══ PROVIDED RECORDS
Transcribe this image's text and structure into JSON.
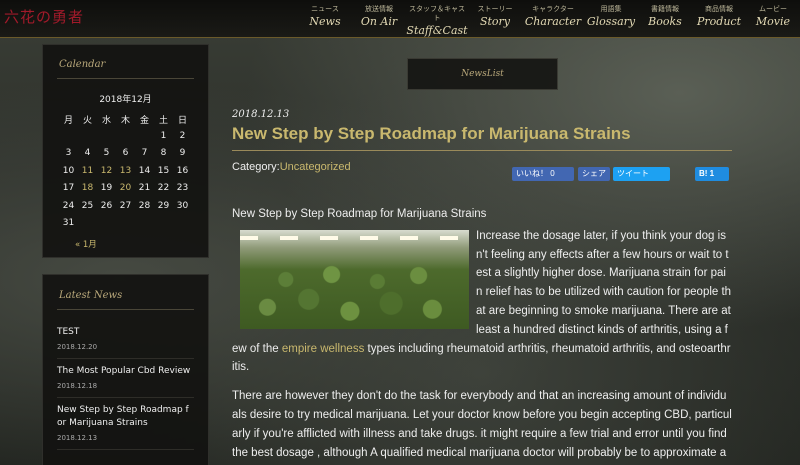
{
  "site": {
    "logo": "六花の勇者"
  },
  "nav": [
    {
      "jp": "ニュース",
      "en": "News"
    },
    {
      "jp": "放送情報",
      "en": "On Air"
    },
    {
      "jp": "スタッフ＆キャスト",
      "en": "Staff&Cast"
    },
    {
      "jp": "ストーリー",
      "en": "Story"
    },
    {
      "jp": "キャラクター",
      "en": "Character"
    },
    {
      "jp": "用語集",
      "en": "Glossary"
    },
    {
      "jp": "書籍情報",
      "en": "Books"
    },
    {
      "jp": "商品情報",
      "en": "Product"
    },
    {
      "jp": "ムービー",
      "en": "Movie"
    }
  ],
  "calendar": {
    "title": "Calendar",
    "caption": "2018年12月",
    "weekdays": [
      "月",
      "火",
      "水",
      "木",
      "金",
      "土",
      "日"
    ],
    "weeks": [
      [
        "",
        "",
        "",
        "",
        "",
        "1",
        "2"
      ],
      [
        "3",
        "4",
        "5",
        "6",
        "7",
        "8",
        "9"
      ],
      [
        "10",
        "11",
        "12",
        "13",
        "14",
        "15",
        "16"
      ],
      [
        "17",
        "18",
        "19",
        "20",
        "21",
        "22",
        "23"
      ],
      [
        "24",
        "25",
        "26",
        "27",
        "28",
        "29",
        "30"
      ],
      [
        "31",
        "",
        "",
        "",
        "",
        "",
        ""
      ]
    ],
    "linked_days": [
      "11",
      "12",
      "13",
      "18",
      "20"
    ],
    "prev_link": "« 1月"
  },
  "latest_news": {
    "title": "Latest News",
    "items": [
      {
        "title": "TEST",
        "date": "2018.12.20"
      },
      {
        "title": "The Most Popular Cbd Review",
        "date": "2018.12.18"
      },
      {
        "title": "New Step by Step Roadmap for Marijuana Strains",
        "date": "2018.12.13"
      }
    ]
  },
  "main": {
    "section_label": "NewsList",
    "post": {
      "date": "2018.12.13",
      "title": "New Step by Step Roadmap for Marijuana Strains",
      "category_label": "Category:",
      "category": "Uncategorized",
      "share": {
        "like": "いいね！ 0",
        "share": "シェア",
        "tweet": "ツイート",
        "hatena": "B! 1"
      },
      "heading": "New Step by Step Roadmap for Marijuana Strains",
      "para1": "Increase the dosage later, if you think your dog isn't feeling any effects after a few hours or wait to test a slightly higher dose. Marijuana strain for pain relief has to be utilized with caution for people that are beginning to smoke marijuana. There are at least a hundred distinct kinds of arthritis, using a few of the ",
      "para1_link": "empire wellness",
      "para1_end": " types including rheumatoid arthritis, rheumatoid arthritis, and osteoarthritis.",
      "para2": "There are however they don't do the task for everybody and that an increasing amount of individuals desire to try medical marijuana. Let your doctor know before you begin accepting CBD, particularly if you're afflicted with illness and take drugs. it might require a few trial and error until you find the best dosage , although A qualified medical marijuana doctor will probably be to approximate an acceptable dose for you."
    }
  },
  "colors": {
    "accent_gold": "#c9b86e",
    "logo_red": "#a11a2a",
    "facebook": "#4267b2",
    "twitter": "#1da1f2",
    "hatena": "#1f8ce0"
  }
}
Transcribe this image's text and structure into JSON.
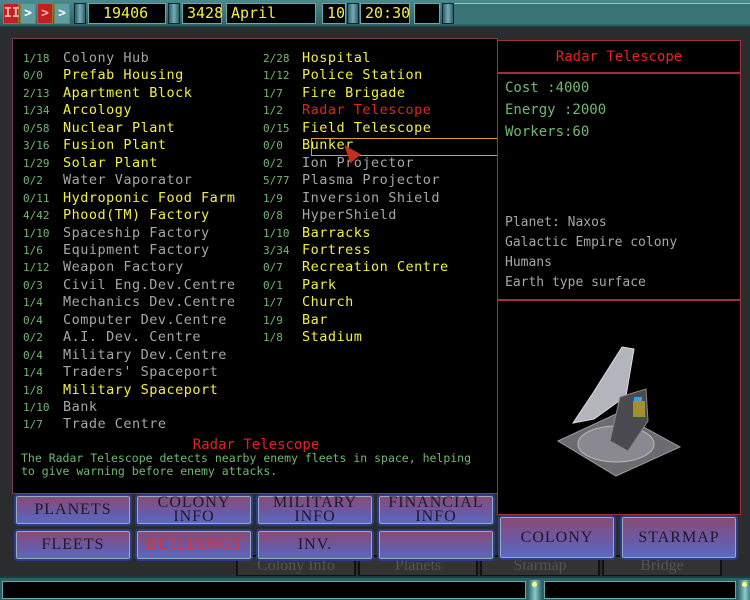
{
  "topbar": {
    "pause": "II",
    "play": ">",
    "fast": ">",
    "faster": ">",
    "credits": "19406",
    "year": "3428",
    "month": "April",
    "day": "10",
    "time": "20:30"
  },
  "background_tabs": [
    "Colony Info",
    "Planets",
    "Starmap",
    "Bridge"
  ],
  "buildings_left": [
    {
      "count": "1/18",
      "name": "Colony Hub",
      "available": false
    },
    {
      "count": "0/0",
      "name": "Prefab Housing",
      "available": true
    },
    {
      "count": "2/13",
      "name": "Apartment Block",
      "available": true
    },
    {
      "count": "1/34",
      "name": "Arcology",
      "available": true
    },
    {
      "count": "0/58",
      "name": "Nuclear Plant",
      "available": true
    },
    {
      "count": "3/16",
      "name": "Fusion Plant",
      "available": true
    },
    {
      "count": "1/29",
      "name": "Solar Plant",
      "available": true
    },
    {
      "count": "0/2",
      "name": "Water Vaporator",
      "available": false
    },
    {
      "count": "0/11",
      "name": "Hydroponic Food Farm",
      "available": true
    },
    {
      "count": "4/42",
      "name": "Phood(TM) Factory",
      "available": true
    },
    {
      "count": "1/10",
      "name": "Spaceship Factory",
      "available": false
    },
    {
      "count": "1/6",
      "name": "Equipment Factory",
      "available": false
    },
    {
      "count": "1/12",
      "name": "Weapon Factory",
      "available": false
    },
    {
      "count": "0/3",
      "name": "Civil Eng.Dev.Centre",
      "available": false
    },
    {
      "count": "1/4",
      "name": "Mechanics Dev.Centre",
      "available": false
    },
    {
      "count": "0/4",
      "name": "Computer Dev.Centre",
      "available": false
    },
    {
      "count": "0/2",
      "name": "A.I. Dev. Centre",
      "available": false
    },
    {
      "count": "0/4",
      "name": "Military Dev.Centre",
      "available": false
    },
    {
      "count": "1/4",
      "name": "Traders' Spaceport",
      "available": false
    },
    {
      "count": "1/8",
      "name": "Military Spaceport",
      "available": true
    },
    {
      "count": "1/10",
      "name": "Bank",
      "available": false
    },
    {
      "count": "1/7",
      "name": "Trade Centre",
      "available": false
    }
  ],
  "buildings_right": [
    {
      "count": "2/28",
      "name": "Hospital",
      "available": true
    },
    {
      "count": "1/12",
      "name": "Police Station",
      "available": true
    },
    {
      "count": "1/7",
      "name": "Fire Brigade",
      "available": true
    },
    {
      "count": "1/2",
      "name": "Radar Telescope",
      "available": true,
      "selected": true
    },
    {
      "count": "0/15",
      "name": "Field Telescope",
      "available": true
    },
    {
      "count": "0/0",
      "name": "Bunker",
      "available": true
    },
    {
      "count": "0/2",
      "name": "Ion Projector",
      "available": false
    },
    {
      "count": "5/77",
      "name": "Plasma Projector",
      "available": false
    },
    {
      "count": "1/9",
      "name": "Inversion Shield",
      "available": false
    },
    {
      "count": "0/8",
      "name": "HyperShield",
      "available": false
    },
    {
      "count": "1/10",
      "name": "Barracks",
      "available": true
    },
    {
      "count": "3/34",
      "name": "Fortress",
      "available": true
    },
    {
      "count": "0/7",
      "name": "Recreation Centre",
      "available": true
    },
    {
      "count": "0/1",
      "name": "Park",
      "available": true
    },
    {
      "count": "1/7",
      "name": "Church",
      "available": true
    },
    {
      "count": "1/9",
      "name": "Bar",
      "available": true
    },
    {
      "count": "1/8",
      "name": "Stadium",
      "available": true
    }
  ],
  "description": {
    "title": "Radar Telescope",
    "text": "The Radar Telescope detects nearby enemy fleets in space, helping to give warning before enemy attacks."
  },
  "nav_buttons": {
    "planets": "PLANETS",
    "colony_info": "COLONY INFO",
    "military_info": "MILITARY INFO",
    "financial_info": "FINANCIAL INFO",
    "fleets": "FLEETS",
    "buildings": "BUILDINGS",
    "inv": "INV.",
    "blank": ""
  },
  "details": {
    "title": "Radar Telescope",
    "cost": "Cost    :4000",
    "energy": "Energy :2000",
    "workers": "Workers:60",
    "planet": "Planet: Naxos",
    "owner": "Galactic Empire colony",
    "race": "Humans",
    "surface": "Earth type surface"
  },
  "right_buttons": {
    "colony": "COLONY",
    "starmap": "STARMAP"
  },
  "colors": {
    "available": "#f2f040",
    "unavailable": "#a6a6a6",
    "selected": "#e82020",
    "count": "#70b870"
  }
}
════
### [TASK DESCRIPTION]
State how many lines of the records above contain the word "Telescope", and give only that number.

### [EXERCISE RESULT]
5